"Given the number of consumers who've battle-tested Google Apps, and having Capgemini engaged in providing the right level of assurances to enterprises, I would say Google Apps is ready for prime time," Wang said in an e-mail. "And Capgemini brings credibility and assurance to the enterprise market for Google Apps. Google Apps provides a new platform and Web 2.0 offering to Capgemini customers. This is synergistic."
Ovum analyst Tom Kucharvy said the alliance will provide Google with a new demand-creation channel plus enterprise credibility. It's like a trusted adviser giving clients a new option for addressing a specifically defined need and an "effective guarantee" that the adviser will make this tool work for the customer in a critical new market, he said.

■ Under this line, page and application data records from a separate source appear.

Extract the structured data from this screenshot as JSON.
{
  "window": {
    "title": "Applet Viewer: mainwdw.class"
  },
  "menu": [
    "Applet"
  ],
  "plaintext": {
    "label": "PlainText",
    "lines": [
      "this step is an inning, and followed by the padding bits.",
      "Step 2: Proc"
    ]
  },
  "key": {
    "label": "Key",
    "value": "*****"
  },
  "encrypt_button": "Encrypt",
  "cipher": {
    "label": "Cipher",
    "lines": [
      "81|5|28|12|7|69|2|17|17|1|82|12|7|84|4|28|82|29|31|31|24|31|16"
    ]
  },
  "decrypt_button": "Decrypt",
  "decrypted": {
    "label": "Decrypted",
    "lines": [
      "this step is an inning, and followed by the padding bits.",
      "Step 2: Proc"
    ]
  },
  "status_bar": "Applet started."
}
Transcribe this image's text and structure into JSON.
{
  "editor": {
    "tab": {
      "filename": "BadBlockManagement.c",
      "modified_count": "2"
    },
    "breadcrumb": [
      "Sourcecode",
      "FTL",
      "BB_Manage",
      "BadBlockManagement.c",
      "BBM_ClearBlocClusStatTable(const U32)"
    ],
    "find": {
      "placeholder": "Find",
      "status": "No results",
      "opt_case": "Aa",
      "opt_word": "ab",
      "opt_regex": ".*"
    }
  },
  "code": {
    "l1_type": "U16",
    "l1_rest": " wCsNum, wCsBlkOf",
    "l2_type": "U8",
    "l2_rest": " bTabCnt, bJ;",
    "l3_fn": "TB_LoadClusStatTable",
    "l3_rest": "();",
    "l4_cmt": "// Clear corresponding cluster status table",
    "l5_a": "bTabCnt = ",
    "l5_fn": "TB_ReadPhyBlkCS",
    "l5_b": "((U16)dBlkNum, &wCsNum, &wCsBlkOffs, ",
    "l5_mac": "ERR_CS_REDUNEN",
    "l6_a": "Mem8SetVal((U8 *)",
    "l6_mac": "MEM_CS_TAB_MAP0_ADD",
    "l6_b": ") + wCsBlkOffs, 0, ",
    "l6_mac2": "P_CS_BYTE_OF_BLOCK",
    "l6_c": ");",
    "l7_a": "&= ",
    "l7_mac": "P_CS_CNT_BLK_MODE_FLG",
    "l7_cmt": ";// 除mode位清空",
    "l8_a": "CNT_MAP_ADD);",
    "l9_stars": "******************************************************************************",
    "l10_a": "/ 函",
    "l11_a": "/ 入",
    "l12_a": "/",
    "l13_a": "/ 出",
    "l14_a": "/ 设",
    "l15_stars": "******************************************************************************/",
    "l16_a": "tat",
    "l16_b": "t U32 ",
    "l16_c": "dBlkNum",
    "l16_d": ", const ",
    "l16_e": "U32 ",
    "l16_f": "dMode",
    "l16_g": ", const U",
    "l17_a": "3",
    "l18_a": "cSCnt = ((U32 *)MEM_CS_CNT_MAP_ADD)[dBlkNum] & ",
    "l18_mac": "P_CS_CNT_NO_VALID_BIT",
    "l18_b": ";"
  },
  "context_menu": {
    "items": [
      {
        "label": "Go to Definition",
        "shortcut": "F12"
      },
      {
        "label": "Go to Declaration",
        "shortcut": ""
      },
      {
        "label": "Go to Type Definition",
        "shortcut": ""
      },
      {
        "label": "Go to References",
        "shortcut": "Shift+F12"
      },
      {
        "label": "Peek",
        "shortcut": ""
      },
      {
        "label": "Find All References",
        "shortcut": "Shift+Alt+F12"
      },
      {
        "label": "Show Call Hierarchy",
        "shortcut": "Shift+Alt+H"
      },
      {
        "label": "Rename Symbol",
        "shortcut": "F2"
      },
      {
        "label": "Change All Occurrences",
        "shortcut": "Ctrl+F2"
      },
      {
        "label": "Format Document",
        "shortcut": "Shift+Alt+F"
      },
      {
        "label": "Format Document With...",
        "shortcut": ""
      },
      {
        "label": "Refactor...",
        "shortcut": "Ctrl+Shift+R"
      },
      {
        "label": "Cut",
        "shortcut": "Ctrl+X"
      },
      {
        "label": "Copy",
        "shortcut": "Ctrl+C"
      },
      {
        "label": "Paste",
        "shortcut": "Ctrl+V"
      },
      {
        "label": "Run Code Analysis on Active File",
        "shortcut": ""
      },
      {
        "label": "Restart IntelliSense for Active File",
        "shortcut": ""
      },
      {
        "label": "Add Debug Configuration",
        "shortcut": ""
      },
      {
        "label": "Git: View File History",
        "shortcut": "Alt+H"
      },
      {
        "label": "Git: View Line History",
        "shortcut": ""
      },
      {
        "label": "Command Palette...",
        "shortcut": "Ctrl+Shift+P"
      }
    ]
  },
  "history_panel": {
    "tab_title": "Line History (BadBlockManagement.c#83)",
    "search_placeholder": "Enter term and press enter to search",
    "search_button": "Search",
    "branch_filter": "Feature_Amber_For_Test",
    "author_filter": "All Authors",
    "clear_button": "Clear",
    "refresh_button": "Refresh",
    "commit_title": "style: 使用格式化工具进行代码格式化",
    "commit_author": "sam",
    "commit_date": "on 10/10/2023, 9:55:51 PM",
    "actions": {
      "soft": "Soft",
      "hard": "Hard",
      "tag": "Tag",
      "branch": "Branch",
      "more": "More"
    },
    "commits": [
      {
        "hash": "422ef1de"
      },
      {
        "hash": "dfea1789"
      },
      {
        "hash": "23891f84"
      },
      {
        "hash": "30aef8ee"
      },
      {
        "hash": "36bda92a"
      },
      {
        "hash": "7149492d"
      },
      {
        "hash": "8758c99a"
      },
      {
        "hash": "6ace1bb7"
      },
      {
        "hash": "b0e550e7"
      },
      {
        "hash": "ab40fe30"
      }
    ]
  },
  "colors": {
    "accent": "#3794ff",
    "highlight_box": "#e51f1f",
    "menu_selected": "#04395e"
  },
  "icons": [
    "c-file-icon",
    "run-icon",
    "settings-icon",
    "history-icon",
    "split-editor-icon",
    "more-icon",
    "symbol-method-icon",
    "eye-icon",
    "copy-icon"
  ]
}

"It helps Capgemini by providing a new, and for now, a differentiated, tool for addressing client needs," Kucharvy said in an e-mail. "The downside is, these needs are relatively specialized, and there is still some corporate reluctance to use them. It is therefore likely to be a relatively small market. However, since the level of advanced investment required to prepare Capgemini to capitalize on the opportunity is limited, the risk is limited."
Commenting on Google's announcement, a Microsoft spokeswoman, via e-mail, said: "We believe competition is good for customers and the industry. That said, customers tell us that our solutions deliver the ease of use, reliability and security that enterprises need. This is validated in the strong reception we've seen to Office 2007 adoption and usage and by having achieved more than 90 percent enterprise agreement renewal in the fourth quarter of our last fiscal year."
The spokeswoman said although Google touts having enterprise-level customers, it's unclear how many enterprise users of its applications Google has. In addition, she said Google has a history of releasing incomplete products, calling them beta software, and issuing updates on a "known only to Google" schedule that "flies in the face of what enterprises want and need in their technology partners."
Computerworld's Gregg Keizer contributed to this report.